What to do:
In the records below, how many lines hold the string "redonda"? Give only the number.

Data to use:
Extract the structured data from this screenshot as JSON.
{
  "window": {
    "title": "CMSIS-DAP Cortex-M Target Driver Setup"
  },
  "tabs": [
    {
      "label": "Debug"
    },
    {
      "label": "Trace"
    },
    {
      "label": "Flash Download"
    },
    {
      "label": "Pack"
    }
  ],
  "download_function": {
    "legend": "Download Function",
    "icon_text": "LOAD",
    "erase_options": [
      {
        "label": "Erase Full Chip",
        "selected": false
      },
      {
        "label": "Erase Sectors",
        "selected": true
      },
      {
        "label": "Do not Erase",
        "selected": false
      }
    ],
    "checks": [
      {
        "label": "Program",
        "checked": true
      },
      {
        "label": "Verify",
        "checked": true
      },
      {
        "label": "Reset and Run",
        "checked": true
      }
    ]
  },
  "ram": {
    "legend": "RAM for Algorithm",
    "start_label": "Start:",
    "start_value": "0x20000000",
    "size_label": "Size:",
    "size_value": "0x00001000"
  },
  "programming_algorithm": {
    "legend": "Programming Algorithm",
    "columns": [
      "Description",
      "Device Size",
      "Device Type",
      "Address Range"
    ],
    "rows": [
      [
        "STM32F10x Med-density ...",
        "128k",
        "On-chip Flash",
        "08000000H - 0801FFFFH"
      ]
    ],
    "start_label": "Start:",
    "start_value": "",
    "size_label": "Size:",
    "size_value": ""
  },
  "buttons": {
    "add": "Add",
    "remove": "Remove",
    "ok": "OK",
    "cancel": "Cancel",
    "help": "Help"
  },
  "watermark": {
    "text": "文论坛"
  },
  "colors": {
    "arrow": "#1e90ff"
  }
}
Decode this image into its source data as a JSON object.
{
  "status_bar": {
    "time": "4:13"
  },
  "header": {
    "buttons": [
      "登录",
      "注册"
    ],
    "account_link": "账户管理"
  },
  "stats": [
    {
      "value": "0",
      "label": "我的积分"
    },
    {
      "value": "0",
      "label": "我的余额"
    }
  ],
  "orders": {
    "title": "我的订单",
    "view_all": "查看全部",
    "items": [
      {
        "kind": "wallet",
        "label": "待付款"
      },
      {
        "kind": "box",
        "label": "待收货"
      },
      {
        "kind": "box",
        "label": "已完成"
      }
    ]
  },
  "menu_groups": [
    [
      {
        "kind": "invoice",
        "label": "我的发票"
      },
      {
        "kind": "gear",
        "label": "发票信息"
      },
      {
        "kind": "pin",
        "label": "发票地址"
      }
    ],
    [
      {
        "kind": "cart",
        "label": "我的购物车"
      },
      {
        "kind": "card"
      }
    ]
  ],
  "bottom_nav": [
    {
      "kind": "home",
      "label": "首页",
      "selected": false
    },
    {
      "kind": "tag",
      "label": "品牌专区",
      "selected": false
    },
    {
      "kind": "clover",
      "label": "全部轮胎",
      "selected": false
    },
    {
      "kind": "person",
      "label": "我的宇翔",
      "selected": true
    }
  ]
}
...
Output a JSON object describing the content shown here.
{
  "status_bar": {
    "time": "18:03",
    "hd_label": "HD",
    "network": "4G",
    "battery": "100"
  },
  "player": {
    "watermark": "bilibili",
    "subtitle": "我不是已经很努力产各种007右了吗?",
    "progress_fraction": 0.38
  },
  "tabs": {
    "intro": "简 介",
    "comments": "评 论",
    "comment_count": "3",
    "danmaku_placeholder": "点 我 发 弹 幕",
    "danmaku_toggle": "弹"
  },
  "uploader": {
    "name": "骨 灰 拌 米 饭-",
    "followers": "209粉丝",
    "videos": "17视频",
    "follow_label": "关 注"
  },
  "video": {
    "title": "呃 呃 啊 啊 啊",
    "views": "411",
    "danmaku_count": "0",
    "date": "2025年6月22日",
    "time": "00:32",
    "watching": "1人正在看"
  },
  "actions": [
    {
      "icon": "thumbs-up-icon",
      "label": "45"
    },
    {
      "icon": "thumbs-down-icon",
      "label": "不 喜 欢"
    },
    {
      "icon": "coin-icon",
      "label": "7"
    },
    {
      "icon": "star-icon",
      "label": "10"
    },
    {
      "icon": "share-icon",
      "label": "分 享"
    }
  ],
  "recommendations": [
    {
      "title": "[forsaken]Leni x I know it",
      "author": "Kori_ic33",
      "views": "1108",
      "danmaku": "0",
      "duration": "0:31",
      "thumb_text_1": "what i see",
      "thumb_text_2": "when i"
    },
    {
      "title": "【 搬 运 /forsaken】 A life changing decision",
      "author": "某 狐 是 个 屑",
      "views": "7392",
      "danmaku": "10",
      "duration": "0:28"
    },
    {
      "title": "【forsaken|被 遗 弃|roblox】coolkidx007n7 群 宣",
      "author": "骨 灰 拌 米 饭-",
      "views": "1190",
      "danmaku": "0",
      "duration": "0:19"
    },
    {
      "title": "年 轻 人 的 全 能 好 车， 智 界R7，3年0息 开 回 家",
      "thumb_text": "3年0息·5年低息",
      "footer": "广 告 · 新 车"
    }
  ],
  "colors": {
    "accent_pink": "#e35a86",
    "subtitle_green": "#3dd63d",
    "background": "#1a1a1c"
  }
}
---
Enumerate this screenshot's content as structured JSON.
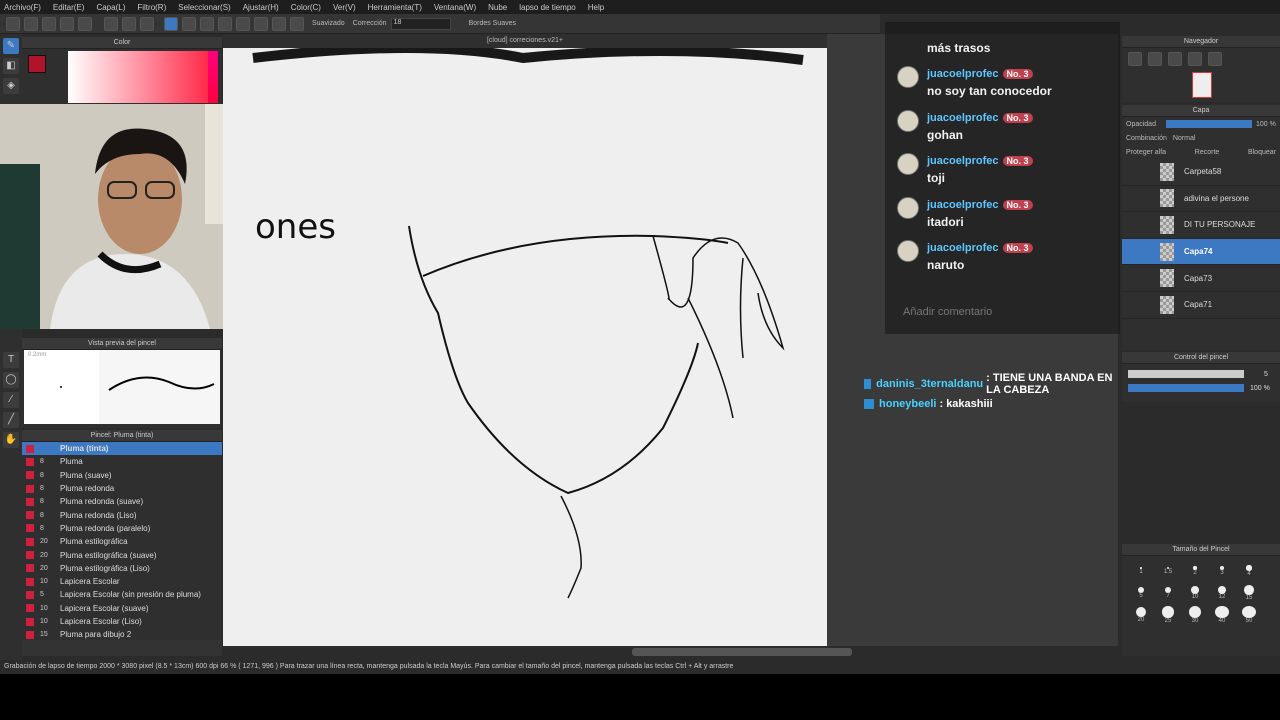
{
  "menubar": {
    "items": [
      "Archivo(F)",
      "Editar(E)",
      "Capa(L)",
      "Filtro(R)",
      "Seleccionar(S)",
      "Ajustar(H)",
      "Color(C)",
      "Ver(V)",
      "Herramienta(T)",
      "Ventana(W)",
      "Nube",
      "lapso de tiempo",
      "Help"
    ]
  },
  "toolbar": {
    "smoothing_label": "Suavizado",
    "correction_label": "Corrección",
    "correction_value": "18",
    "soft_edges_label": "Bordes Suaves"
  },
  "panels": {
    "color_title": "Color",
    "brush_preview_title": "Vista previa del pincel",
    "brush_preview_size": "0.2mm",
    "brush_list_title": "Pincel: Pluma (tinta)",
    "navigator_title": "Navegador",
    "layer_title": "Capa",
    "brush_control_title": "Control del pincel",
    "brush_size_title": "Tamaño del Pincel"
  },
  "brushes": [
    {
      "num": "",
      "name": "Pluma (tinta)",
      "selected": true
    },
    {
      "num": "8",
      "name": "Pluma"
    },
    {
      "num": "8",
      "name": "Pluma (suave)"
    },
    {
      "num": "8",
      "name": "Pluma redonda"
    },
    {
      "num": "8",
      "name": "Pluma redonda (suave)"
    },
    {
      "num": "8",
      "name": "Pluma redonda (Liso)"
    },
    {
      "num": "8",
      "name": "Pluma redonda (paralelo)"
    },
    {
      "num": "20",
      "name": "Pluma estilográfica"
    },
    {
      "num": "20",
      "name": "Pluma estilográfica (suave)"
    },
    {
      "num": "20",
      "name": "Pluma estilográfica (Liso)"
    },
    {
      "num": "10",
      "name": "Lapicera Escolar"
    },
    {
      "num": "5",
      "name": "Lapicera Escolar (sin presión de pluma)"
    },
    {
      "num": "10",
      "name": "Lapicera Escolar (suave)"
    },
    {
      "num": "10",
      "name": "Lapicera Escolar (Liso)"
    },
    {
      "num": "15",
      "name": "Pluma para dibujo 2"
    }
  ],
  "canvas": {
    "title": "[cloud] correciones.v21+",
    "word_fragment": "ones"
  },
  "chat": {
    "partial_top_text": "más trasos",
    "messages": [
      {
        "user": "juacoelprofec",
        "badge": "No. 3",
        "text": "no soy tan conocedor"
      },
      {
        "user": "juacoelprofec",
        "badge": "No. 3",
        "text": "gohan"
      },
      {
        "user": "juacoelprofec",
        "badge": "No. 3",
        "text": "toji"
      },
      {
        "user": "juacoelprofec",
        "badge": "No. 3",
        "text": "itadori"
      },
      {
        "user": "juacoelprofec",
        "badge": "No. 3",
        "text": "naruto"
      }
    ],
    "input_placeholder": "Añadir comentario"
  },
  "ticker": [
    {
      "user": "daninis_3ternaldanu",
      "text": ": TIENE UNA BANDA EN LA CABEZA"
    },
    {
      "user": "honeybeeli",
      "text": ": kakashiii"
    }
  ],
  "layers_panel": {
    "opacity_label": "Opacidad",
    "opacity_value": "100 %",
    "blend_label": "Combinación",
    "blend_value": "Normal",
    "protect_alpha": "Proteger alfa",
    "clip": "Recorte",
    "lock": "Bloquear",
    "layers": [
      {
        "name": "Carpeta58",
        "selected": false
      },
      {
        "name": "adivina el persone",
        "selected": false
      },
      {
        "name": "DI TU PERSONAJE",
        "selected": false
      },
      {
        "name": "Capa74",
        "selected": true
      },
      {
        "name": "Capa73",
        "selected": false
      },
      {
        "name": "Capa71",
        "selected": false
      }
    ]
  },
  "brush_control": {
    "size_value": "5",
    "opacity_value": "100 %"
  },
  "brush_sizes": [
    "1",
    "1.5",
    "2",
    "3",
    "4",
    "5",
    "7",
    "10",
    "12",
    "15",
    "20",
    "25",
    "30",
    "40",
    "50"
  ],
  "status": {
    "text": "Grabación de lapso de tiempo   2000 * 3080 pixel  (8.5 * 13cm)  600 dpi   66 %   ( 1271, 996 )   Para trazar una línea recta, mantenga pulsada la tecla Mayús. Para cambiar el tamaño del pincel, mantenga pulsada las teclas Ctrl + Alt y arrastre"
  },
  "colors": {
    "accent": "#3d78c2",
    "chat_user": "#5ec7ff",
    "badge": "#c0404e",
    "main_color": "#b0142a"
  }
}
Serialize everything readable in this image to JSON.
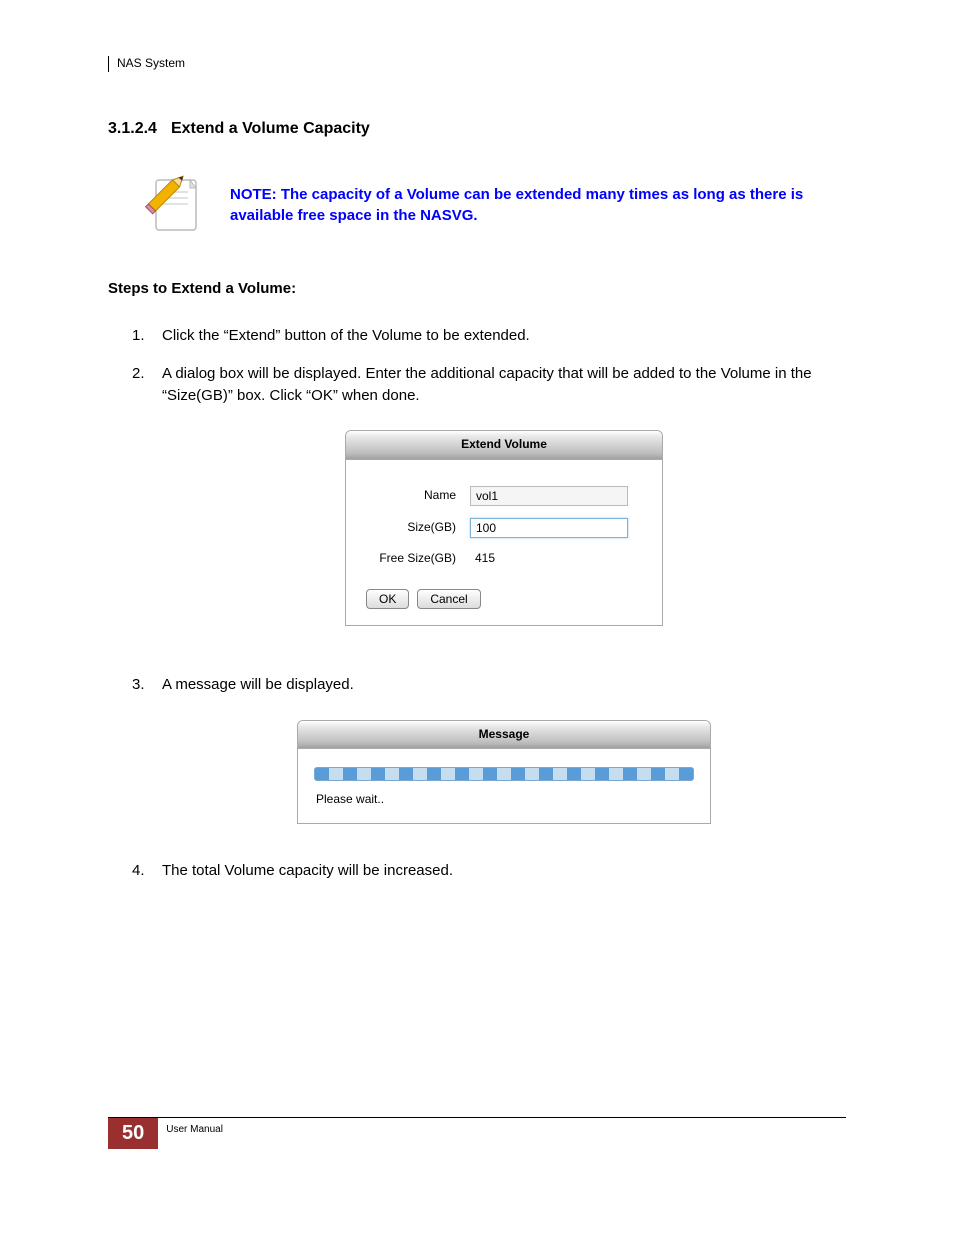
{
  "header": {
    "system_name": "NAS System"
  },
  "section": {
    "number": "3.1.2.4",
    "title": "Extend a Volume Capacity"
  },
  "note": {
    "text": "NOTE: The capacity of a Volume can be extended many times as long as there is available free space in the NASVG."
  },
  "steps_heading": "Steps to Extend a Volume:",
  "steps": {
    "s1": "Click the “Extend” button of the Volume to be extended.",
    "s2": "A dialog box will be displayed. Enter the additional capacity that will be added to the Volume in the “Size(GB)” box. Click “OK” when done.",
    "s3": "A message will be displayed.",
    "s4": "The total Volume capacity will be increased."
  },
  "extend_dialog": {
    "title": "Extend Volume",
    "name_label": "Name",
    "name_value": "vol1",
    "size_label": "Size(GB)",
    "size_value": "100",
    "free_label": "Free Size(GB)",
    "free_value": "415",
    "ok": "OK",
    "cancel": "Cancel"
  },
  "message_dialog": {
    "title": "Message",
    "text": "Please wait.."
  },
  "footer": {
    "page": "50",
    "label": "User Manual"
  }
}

Result:
4